15. In State Wakf Board, Madras v. Abdul Azeez Sahib and Ors. (sic) the Division Bench while disposing of the letters patent appeal instituted, by the Wakf Board of the Madras State, represented by its Secretary, from the judgment of the Single Judge in Civil Miscellaneous Petition No. 6252 of 1964 in Second Appeal No. 965 of 1961, observed that even if the Chairman of the State Wakf Board obtains knowledge of a pending proceeding in some informal manner or in a context that has no relation to the functions of the State Wakf Board, it cannot be presumed that such knowledge is the official knowledge of the Chairman and by a further process of reasoning list it is the knowledge of the Wakf Board itself. In the facts and circumstances of that case their Lordships held that the application filed under Section 57(3) of the Wakf Act was within time, and as a necessary corollary it was incumbent upon the court to allow the appeal. Their Lordships accepted the appeal aid declared (he decree passed in the Second Appeal as void within the meaning of express language of Section 57(5) of Act No. XXXI of 1954. In this case it has not been made clear whether the appeal before the Division Bench of the Madras High Court was filed after obtaining leave or not and as such this case can not be of much avail to either of the parties.
16. The cases relied upon by the learned Counsel for the respondents are distinguishable on facts.
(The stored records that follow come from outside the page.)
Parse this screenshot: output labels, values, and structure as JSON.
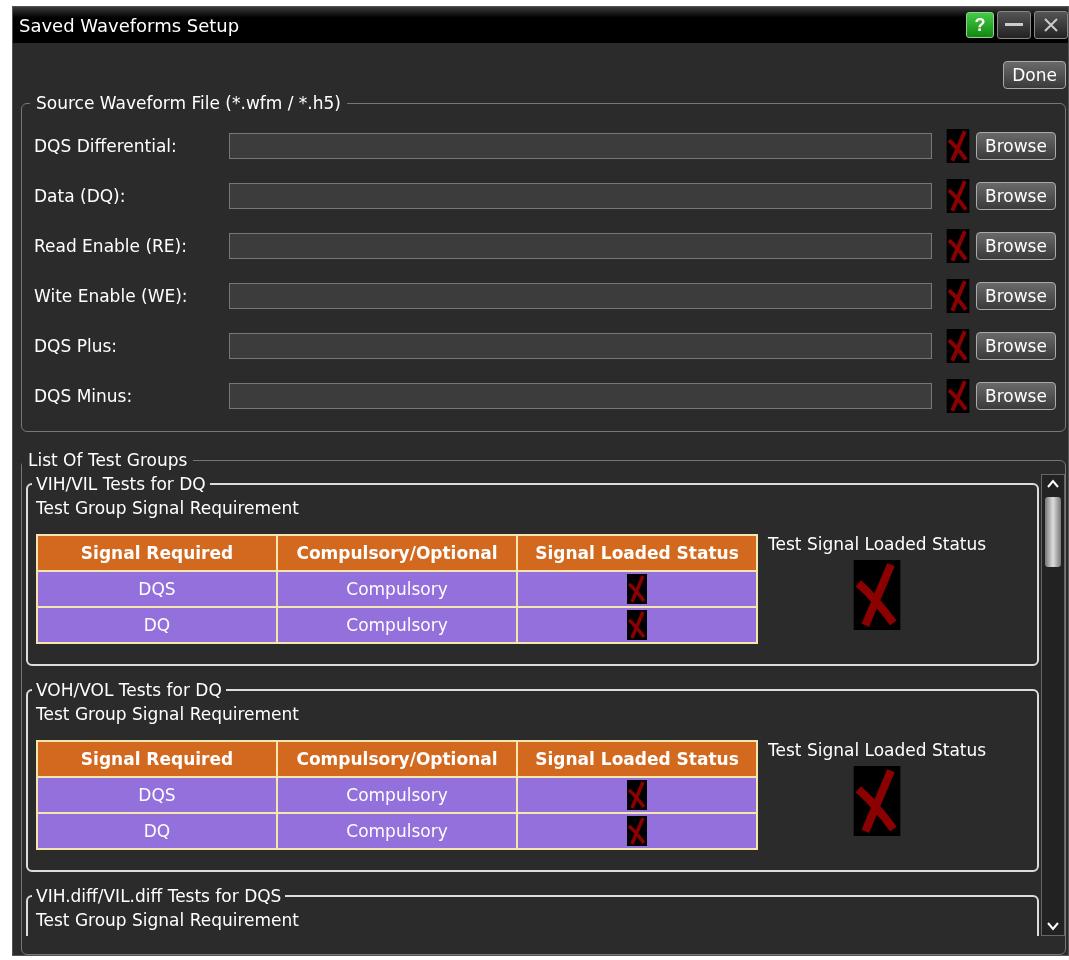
{
  "window": {
    "title": "Saved Waveforms Setup",
    "help": "?"
  },
  "done_button": "Done",
  "source": {
    "legend": "Source Waveform File (*.wfm / *.h5)",
    "files": [
      {
        "label": "DQS Differential:",
        "loaded": false,
        "button": "Browse"
      },
      {
        "label": "Data (DQ):",
        "loaded": false,
        "button": "Browse"
      },
      {
        "label": "Read Enable (RE):",
        "loaded": false,
        "button": "Browse"
      },
      {
        "label": "Wite Enable (WE):",
        "loaded": false,
        "button": "Browse"
      },
      {
        "label": "DQS Plus:",
        "loaded": false,
        "button": "Browse"
      },
      {
        "label": "DQS Minus:",
        "loaded": false,
        "button": "Browse"
      }
    ]
  },
  "test_groups": {
    "legend": "List Of Test Groups",
    "groups": [
      {
        "title": "VIH/VIL Tests for DQ",
        "subtitle": "Test Group Signal Requirement",
        "columns": [
          "Signal Required",
          "Compulsory/Optional",
          "Signal Loaded Status"
        ],
        "status_label": "Test Signal Loaded Status",
        "loaded": false,
        "rows": [
          {
            "signal": "DQS",
            "requirement": "Compulsory",
            "loaded": false
          },
          {
            "signal": "DQ",
            "requirement": "Compulsory",
            "loaded": false
          }
        ]
      },
      {
        "title": "VOH/VOL Tests for DQ",
        "subtitle": "Test Group Signal Requirement",
        "columns": [
          "Signal Required",
          "Compulsory/Optional",
          "Signal Loaded Status"
        ],
        "status_label": "Test Signal Loaded Status",
        "loaded": false,
        "rows": [
          {
            "signal": "DQS",
            "requirement": "Compulsory",
            "loaded": false
          },
          {
            "signal": "DQ",
            "requirement": "Compulsory",
            "loaded": false
          }
        ]
      },
      {
        "title": "VIH.diff/VIL.diff Tests for DQS",
        "subtitle": "Test Group Signal Requirement"
      }
    ]
  }
}
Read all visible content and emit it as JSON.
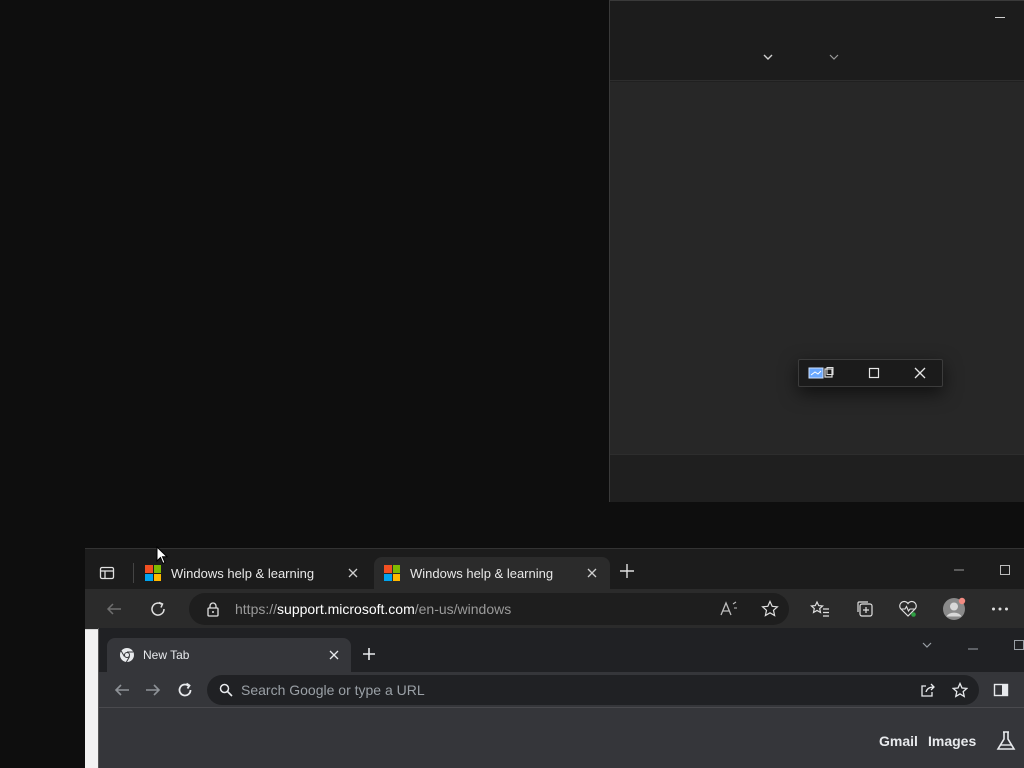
{
  "edge": {
    "tabs": [
      {
        "title": "Windows help & learning",
        "active": false
      },
      {
        "title": "Windows help & learning",
        "active": true
      }
    ],
    "address": {
      "scheme": "https://",
      "domain": "support.microsoft.com",
      "path": "/en-us/windows"
    },
    "icons": [
      "tab-actions-icon",
      "back-icon",
      "refresh-icon",
      "lock-icon",
      "read-aloud-icon",
      "favorite-star-icon",
      "favorites-icon",
      "collections-icon",
      "browser-essentials-icon",
      "profile-avatar",
      "more-icon"
    ]
  },
  "chrome": {
    "tab": {
      "title": "New Tab"
    },
    "omnibox": {
      "placeholder": "Search Google or type a URL"
    },
    "links": {
      "gmail": "Gmail",
      "images": "Images"
    },
    "icons": [
      "chrome-logo-icon",
      "back-icon",
      "forward-icon",
      "reload-icon",
      "search-icon",
      "share-icon",
      "bookmark-star-icon",
      "side-panel-icon",
      "labs-icon"
    ]
  },
  "snap_popup": {
    "icons": [
      "snap-layout-icon",
      "maximize-icon",
      "close-icon"
    ]
  },
  "colors": {
    "ms_red": "#f25022",
    "ms_green": "#7fba00",
    "ms_blue": "#00a4ef",
    "ms_yellow": "#ffb900"
  }
}
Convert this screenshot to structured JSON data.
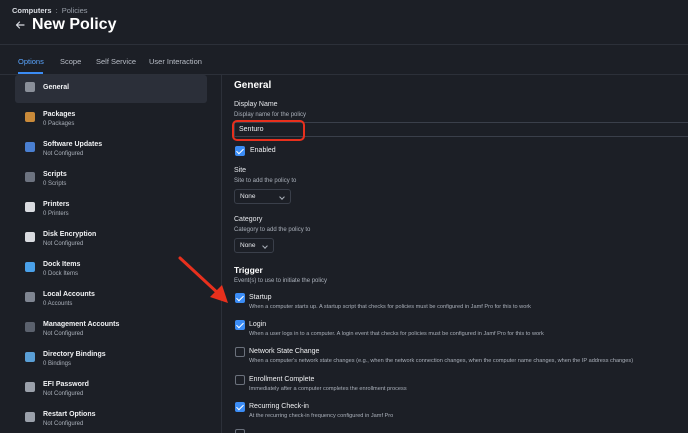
{
  "header": {
    "breadcrumb_root": "Computers",
    "breadcrumb_sep": ":",
    "breadcrumb_current": "Policies",
    "title": "New Policy"
  },
  "tabs": [
    {
      "label": "Options"
    },
    {
      "label": "Scope"
    },
    {
      "label": "Self Service"
    },
    {
      "label": "User Interaction"
    }
  ],
  "sidebar": {
    "items": [
      {
        "name": "General",
        "sub": "",
        "icon": "general-icon",
        "color": "#8a8f99"
      },
      {
        "name": "Packages",
        "sub": "0 Packages",
        "icon": "package-icon",
        "color": "#c98a3a"
      },
      {
        "name": "Software Updates",
        "sub": "Not Configured",
        "icon": "software-update-icon",
        "color": "#4a7fd1"
      },
      {
        "name": "Scripts",
        "sub": "0 Scripts",
        "icon": "script-icon",
        "color": "#6d7380"
      },
      {
        "name": "Printers",
        "sub": "0 Printers",
        "icon": "printer-icon",
        "color": "#d9dbe0"
      },
      {
        "name": "Disk Encryption",
        "sub": "Not Configured",
        "icon": "disk-encryption-icon",
        "color": "#d9dbe0"
      },
      {
        "name": "Dock Items",
        "sub": "0 Dock Items",
        "icon": "dock-icon",
        "color": "#4aa0e8"
      },
      {
        "name": "Local Accounts",
        "sub": "0 Accounts",
        "icon": "local-account-icon",
        "color": "#7f8591"
      },
      {
        "name": "Management Accounts",
        "sub": "Not Configured",
        "icon": "management-account-icon",
        "color": "#5b616d"
      },
      {
        "name": "Directory Bindings",
        "sub": "0 Bindings",
        "icon": "directory-binding-icon",
        "color": "#5a9fd6"
      },
      {
        "name": "EFI Password",
        "sub": "Not Configured",
        "icon": "efi-password-icon",
        "color": "#9aa0aa"
      },
      {
        "name": "Restart Options",
        "sub": "Not Configured",
        "icon": "restart-icon",
        "color": "#9aa0aa"
      }
    ]
  },
  "general": {
    "title": "General",
    "display_name_label": "Display Name",
    "display_name_help": "Display name for the policy",
    "display_name_value": "Senturo",
    "enabled_label": "Enabled",
    "enabled": true,
    "site_label": "Site",
    "site_help": "Site to add the policy to",
    "site_value": "None",
    "category_label": "Category",
    "category_help": "Category to add the policy to",
    "category_value": "None"
  },
  "trigger": {
    "title": "Trigger",
    "help": "Event(s) to use to initiate the policy",
    "items": [
      {
        "label": "Startup",
        "desc": "When a computer starts up. A startup script that checks for policies must be configured in Jamf Pro for this to work",
        "checked": true
      },
      {
        "label": "Login",
        "desc": "When a user logs in to a computer. A login event that checks for policies must be configured in Jamf Pro for this to work",
        "checked": true
      },
      {
        "label": "Network State Change",
        "desc": "When a computer's network state changes (e.g., when the network connection changes, when the computer name changes, when the IP address changes)",
        "checked": false
      },
      {
        "label": "Enrollment Complete",
        "desc": "Immediately after a computer completes the enrollment process",
        "checked": false
      },
      {
        "label": "Recurring Check-in",
        "desc": "At the recurring check-in frequency configured in Jamf Pro",
        "checked": true
      }
    ]
  },
  "colors": {
    "accent": "#3b8cf5",
    "annotation": "#e8301d"
  }
}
In all those cases the proceedings were between the same parties or their legal representatives, and the relief sought was for amendment or setting aside the decree or order passed by the concerned court in exercise of its second appellate jurisdiction, whereas in the case, on hand the appeal is sought to be filed against an order which has been passed in independent proceedings though ultimately affecting the validity of the decree passed in the second appeal. An application under Section 57(3) can be filed before the Original court also against its decree. We are, therefore, satisfied that whatever the type of function that the court performs under Section 57(3) of the Act, when an application is received by the aggrieved party, it is not certainly second appellate jurisdiction contemplated by Section 18(2) of the Ordinance.
17. We do not find any merit in the preliminary objection raised by the learned Counsel for the respondents, and is disallowed.